And Pops totally believed in CJ but didn’t have the financial means to help. Rather, he had a very quintessential blue-collar Aussie male fall-back of actions and a nod or an approving look and back pat, rather than sentimental words or unhelpful platitudes.
Dwayne was an absolute bastard father. He was painted pretty right for who he was – a recidivist criminal with a nasty streak a mile wide who got worse when drunk. Too many Dwayne’s in the world.
The chemistry was good between CJ and Noah. There was a slow burn, perhaps a bit too slow, but they were a good fit and I could feel their connection. There were some lovely and tender moments between CJ and Noah and N R Walker’s writing made the emotion palpable.
Once Dwayne returned from prison the Davis house was one of tension. CJ was waiting for something bad to happen at any given moment for any given thing. I felt uneasy and was waiting too.
I thought he might follow me in and give me a touch up for telling him what to do, but he didn’t. He never said a word. And that was kinda worse.
The writing had a good flow throughout, it was a pleasure to pick up the book and just be a part of it. Good storytelling has a habit of making me happy to turn on my Kindle and start reading. On Davis Row made me a happy reader.
I love the cover. It’s striking and lends itself to the feel of the book.
A few niggles –
Whilst the chemistry was very real, the first and only sex scene was at an odd time – with Pops in the other bedroom at Noah’s. I’m older but I do remember not liking sex with parents (in this case a parent-like figure) in the next bedroom. In the same house. It really does the head in and kills the mood so I felt the setting and timing could have been better chosen.
There was some conflicting information given. Pops signed his house over to Dwayne so he could get extra (Centrelink) benefits but a) the amount he’d get in rent assistance wouldn’t be worth the aggravation and loss of control of his home. And b) there was mention near the end that Pops was feeling better because Noah helped organise subsidised meds. Pops would have been on a Disability Support Pension already because of age and emphysema, meaning he would have immediately had subsidised medicine. And speaking of, he would have used inhalers, which were never mentioned. I saw this as being a case of the whys the author came up with to assist the plot around CJ’s suspended sentence… and, hence Noah.
These are little things in the grand scheme of the book but they needled in the background.

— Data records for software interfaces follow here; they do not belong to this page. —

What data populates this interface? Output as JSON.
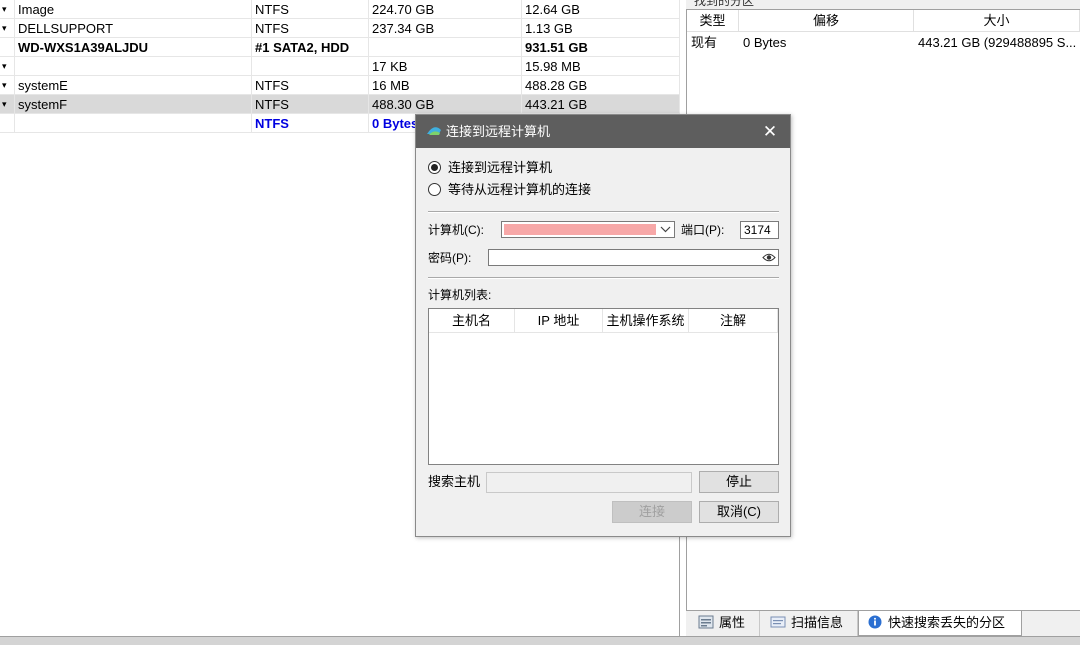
{
  "disk_table": {
    "rows": [
      {
        "toggle": "▾",
        "name": "Image",
        "fs": "NTFS",
        "c3": "224.70 GB",
        "c4": "12.64 GB",
        "style": ""
      },
      {
        "toggle": "▾",
        "name": "DELLSUPPORT",
        "fs": "NTFS",
        "c3": "237.34 GB",
        "c4": "1.13 GB",
        "style": ""
      },
      {
        "toggle": "",
        "name": "WD-WXS1A39ALJDU",
        "fs": "#1 SATA2, HDD",
        "c3": "",
        "c4": "931.51 GB",
        "style": "bold"
      },
      {
        "toggle": "▾",
        "name": "",
        "fs": "",
        "c3": "17 KB",
        "c4": "15.98 MB",
        "style": ""
      },
      {
        "toggle": "▾",
        "name": "systemE",
        "fs": "NTFS",
        "c3": "16 MB",
        "c4": "488.28 GB",
        "style": ""
      },
      {
        "toggle": "▾",
        "name": "systemF",
        "fs": "NTFS",
        "c3": "488.30 GB",
        "c4": "443.21 GB",
        "style": "selected"
      },
      {
        "toggle": "",
        "name": "",
        "fs": "NTFS",
        "c3": "0 Bytes",
        "c4": "",
        "style": "blue"
      }
    ]
  },
  "partition_panel": {
    "header_strip": "找到的分区",
    "columns": [
      "类型",
      "偏移",
      "大小"
    ],
    "rows": [
      {
        "type": "现有",
        "offset": "0 Bytes",
        "size": "443.21 GB (929488895 S..."
      }
    ]
  },
  "tabs": [
    {
      "label": "属性",
      "icon": "properties-icon"
    },
    {
      "label": "扫描信息",
      "icon": "scan-info-icon"
    },
    {
      "label": "快速搜索丢失的分区",
      "icon": "info-icon"
    }
  ],
  "dialog": {
    "title": "连接到远程计算机",
    "close_glyph": "✕",
    "radio_connect": "连接到远程计算机",
    "radio_wait": "等待从远程计算机的连接",
    "computer_label": "计算机(C):",
    "port_label": "端口(P):",
    "port_value": "3174",
    "password_label": "密码(P):",
    "list_label": "计算机列表:",
    "list_columns": [
      "主机名",
      "IP 地址",
      "主机操作系统",
      "注解"
    ],
    "search_label": "搜索主机",
    "stop_button": "停止",
    "connect_button": "连接",
    "cancel_button": "取消(C)"
  },
  "colors": {
    "titlebar": "#5e5e5e",
    "blue_text": "#0000e0",
    "computer_field_fill": "#f7a8a8",
    "selected_row": "#d9d9d9"
  }
}
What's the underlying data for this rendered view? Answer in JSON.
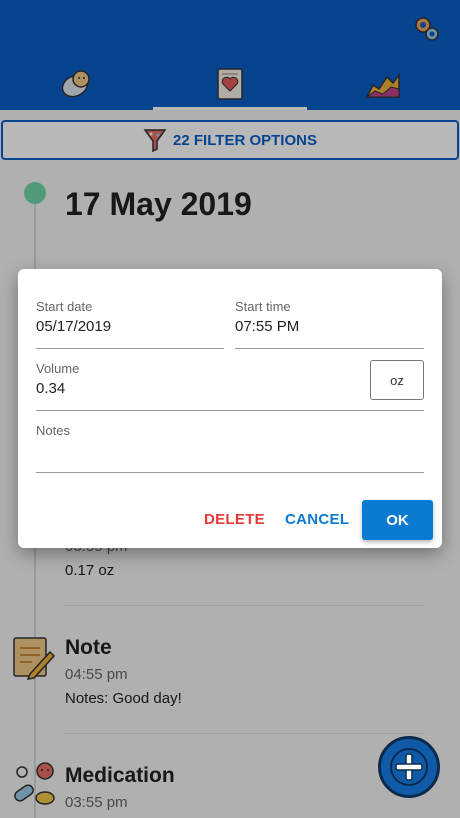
{
  "header": {
    "settings_icon": "gear-icon",
    "tabs": [
      {
        "icon": "baby-icon"
      },
      {
        "icon": "diary-icon",
        "active": true
      },
      {
        "icon": "chart-icon"
      }
    ]
  },
  "filter": {
    "label": "22 FILTER OPTIONS",
    "icon": "funnel-icon"
  },
  "timeline": {
    "date_heading": "17 May 2019",
    "entries": [
      {
        "title": "",
        "time": "03:55 pm",
        "text": "0.17 oz"
      },
      {
        "title": "Note",
        "time": "04:55 pm",
        "text": "Notes: Good day!"
      },
      {
        "title": "Medication",
        "time": "03:55 pm",
        "text": ""
      }
    ]
  },
  "dialog": {
    "start_date_label": "Start date",
    "start_date_value": "05/17/2019",
    "start_time_label": "Start time",
    "start_time_value": "07:55 PM",
    "volume_label": "Volume",
    "volume_value": "0.34",
    "unit_label": "oz",
    "notes_label": "Notes",
    "notes_value": "",
    "delete_label": "DELETE",
    "cancel_label": "CANCEL",
    "ok_label": "OK"
  },
  "colors": {
    "primary": "#0b5fc8",
    "accent": "#0b7ad1",
    "danger": "#e53935",
    "timeline_dot": "#6ed7a8"
  }
}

I enjoyed this book. It had atmosphere, a great sense of place, and the characters were extremely likeable – I believe I’ll remember CJ and Noah for some time. There was good chemistry, some lovely moments, and I liked seeing a person in power making the effort to help another person who just needed some belief, as well as that person fighting for their future too. The book is a tad low on steam, which may bother some readers, but there was enough going on within the story to keep most readers invested. It stayed true to the setting. It was absolutely believably Aussie. It has an epilogue and a HEA. There’s a lot to recommend On Davis Row to contemporary gay romance readers. 4.5 Stars!